TASK MATERIAL:
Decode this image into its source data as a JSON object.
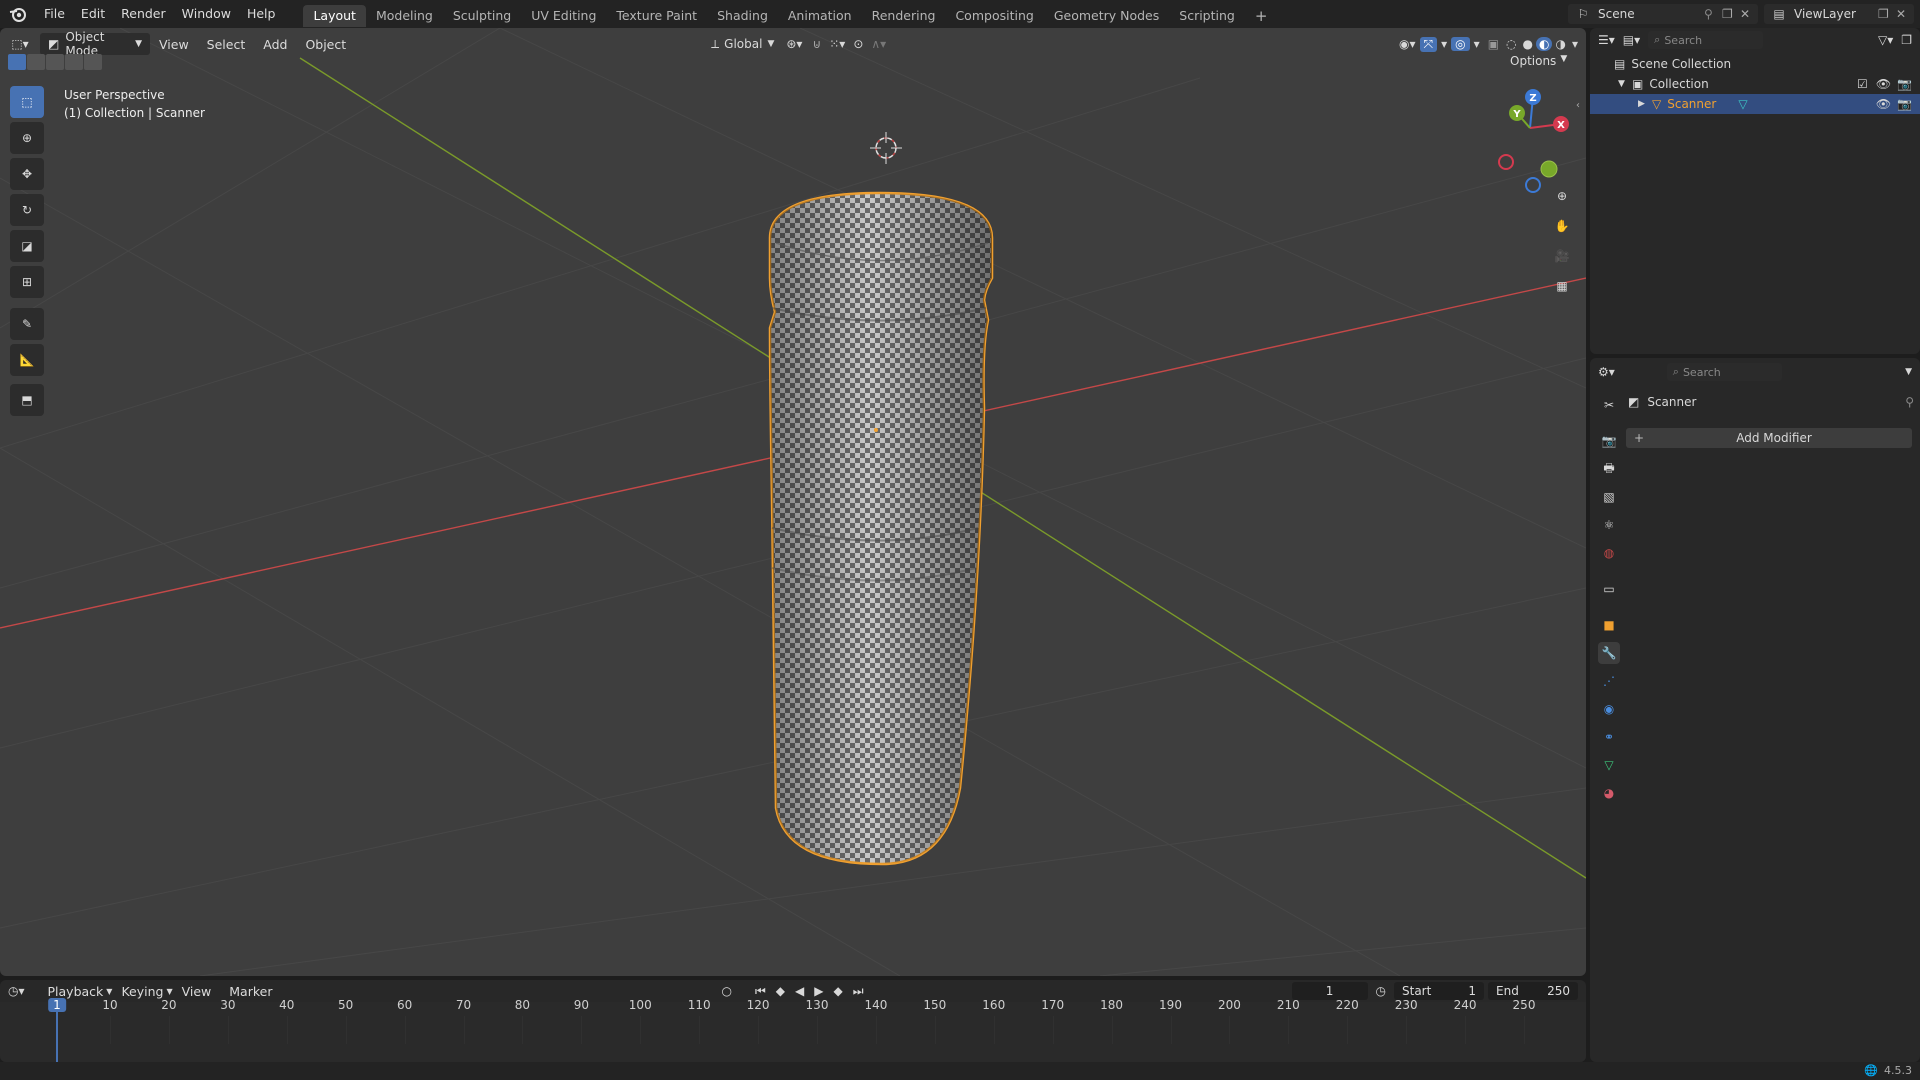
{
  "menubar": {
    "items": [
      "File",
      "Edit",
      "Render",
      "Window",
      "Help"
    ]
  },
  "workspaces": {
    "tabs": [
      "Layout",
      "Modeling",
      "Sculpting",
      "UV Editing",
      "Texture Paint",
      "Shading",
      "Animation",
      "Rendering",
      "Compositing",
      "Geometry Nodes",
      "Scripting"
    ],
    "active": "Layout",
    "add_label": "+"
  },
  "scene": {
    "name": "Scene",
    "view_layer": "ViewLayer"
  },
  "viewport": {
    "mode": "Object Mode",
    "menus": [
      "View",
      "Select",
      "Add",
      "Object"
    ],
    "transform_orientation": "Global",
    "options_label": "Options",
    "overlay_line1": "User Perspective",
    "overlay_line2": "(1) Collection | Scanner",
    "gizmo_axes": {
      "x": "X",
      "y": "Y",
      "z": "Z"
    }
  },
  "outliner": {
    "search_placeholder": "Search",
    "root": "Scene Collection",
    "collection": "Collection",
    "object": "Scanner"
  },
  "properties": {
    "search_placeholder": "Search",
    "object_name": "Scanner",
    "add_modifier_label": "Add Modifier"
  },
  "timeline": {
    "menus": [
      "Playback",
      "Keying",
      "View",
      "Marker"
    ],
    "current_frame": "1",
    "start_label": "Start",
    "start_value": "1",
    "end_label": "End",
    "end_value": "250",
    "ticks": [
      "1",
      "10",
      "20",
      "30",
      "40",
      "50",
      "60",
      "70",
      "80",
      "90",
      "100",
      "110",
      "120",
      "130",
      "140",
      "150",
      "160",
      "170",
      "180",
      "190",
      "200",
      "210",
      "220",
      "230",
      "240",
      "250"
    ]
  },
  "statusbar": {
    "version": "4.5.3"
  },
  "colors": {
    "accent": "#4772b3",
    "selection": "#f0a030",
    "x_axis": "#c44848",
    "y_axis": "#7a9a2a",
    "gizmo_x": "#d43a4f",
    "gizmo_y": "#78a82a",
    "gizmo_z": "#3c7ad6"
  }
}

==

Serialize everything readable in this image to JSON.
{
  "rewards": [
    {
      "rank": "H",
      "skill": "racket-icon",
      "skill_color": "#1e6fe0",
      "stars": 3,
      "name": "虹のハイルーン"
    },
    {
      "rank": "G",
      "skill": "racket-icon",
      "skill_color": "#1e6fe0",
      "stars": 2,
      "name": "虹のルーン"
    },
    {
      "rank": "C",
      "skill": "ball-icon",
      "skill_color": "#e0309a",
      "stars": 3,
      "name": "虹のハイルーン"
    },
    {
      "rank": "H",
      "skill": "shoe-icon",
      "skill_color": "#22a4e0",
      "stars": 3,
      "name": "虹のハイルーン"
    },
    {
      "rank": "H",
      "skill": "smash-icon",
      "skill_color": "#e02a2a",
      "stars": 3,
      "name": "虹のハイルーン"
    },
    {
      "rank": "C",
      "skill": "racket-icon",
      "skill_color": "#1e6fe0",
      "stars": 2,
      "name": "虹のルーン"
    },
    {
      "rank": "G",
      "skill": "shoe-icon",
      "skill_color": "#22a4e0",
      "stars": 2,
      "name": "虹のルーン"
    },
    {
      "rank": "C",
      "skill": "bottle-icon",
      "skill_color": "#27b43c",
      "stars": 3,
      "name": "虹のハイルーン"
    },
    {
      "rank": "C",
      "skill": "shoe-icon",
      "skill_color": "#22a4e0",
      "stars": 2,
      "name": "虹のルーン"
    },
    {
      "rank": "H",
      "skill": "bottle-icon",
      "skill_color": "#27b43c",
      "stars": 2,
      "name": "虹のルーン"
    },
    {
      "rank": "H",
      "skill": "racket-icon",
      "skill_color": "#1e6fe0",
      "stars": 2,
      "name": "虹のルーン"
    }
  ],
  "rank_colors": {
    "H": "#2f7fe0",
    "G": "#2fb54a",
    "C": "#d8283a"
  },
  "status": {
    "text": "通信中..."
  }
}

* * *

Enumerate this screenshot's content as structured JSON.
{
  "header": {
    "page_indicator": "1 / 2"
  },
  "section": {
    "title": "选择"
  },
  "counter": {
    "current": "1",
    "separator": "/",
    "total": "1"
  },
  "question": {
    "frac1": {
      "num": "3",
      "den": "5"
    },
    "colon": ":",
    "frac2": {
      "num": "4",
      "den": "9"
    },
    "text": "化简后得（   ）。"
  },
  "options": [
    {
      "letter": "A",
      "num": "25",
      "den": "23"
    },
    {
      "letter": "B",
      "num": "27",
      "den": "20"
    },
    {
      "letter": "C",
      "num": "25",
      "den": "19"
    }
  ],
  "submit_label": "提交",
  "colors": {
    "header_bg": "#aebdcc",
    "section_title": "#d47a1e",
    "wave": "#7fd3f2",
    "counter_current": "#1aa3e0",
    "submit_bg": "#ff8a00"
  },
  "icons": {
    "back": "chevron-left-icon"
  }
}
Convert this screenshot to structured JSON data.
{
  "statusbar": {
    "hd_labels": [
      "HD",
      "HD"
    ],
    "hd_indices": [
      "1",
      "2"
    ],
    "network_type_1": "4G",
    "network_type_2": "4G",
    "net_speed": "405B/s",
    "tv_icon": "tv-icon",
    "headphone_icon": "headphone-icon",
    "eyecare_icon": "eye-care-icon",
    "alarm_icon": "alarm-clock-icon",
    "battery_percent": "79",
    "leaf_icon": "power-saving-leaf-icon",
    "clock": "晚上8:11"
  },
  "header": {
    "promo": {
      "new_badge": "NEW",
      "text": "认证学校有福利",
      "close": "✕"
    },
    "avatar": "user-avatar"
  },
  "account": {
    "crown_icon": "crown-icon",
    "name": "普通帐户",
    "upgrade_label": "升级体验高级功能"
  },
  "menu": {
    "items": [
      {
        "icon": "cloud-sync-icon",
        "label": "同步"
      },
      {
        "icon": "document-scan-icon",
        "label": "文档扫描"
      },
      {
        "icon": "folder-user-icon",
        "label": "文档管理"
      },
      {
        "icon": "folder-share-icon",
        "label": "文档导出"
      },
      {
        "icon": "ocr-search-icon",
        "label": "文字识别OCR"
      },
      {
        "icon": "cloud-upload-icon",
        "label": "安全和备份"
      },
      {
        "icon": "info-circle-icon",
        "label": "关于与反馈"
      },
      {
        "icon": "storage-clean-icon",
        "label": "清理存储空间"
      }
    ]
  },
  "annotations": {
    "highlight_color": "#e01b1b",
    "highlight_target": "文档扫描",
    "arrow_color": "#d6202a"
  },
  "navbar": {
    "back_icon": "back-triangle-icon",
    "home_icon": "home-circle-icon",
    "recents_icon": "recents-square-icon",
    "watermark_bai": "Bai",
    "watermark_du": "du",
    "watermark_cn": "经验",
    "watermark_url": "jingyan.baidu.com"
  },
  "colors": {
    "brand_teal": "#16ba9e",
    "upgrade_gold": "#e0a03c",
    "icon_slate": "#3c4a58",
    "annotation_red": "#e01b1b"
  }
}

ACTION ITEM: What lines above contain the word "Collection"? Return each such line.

RESPONSE TO THIS TASK:
    "overlay_line2": "(1) Collection | Scanner",
    "root": "Scene Collection",
    "collection": "Collection",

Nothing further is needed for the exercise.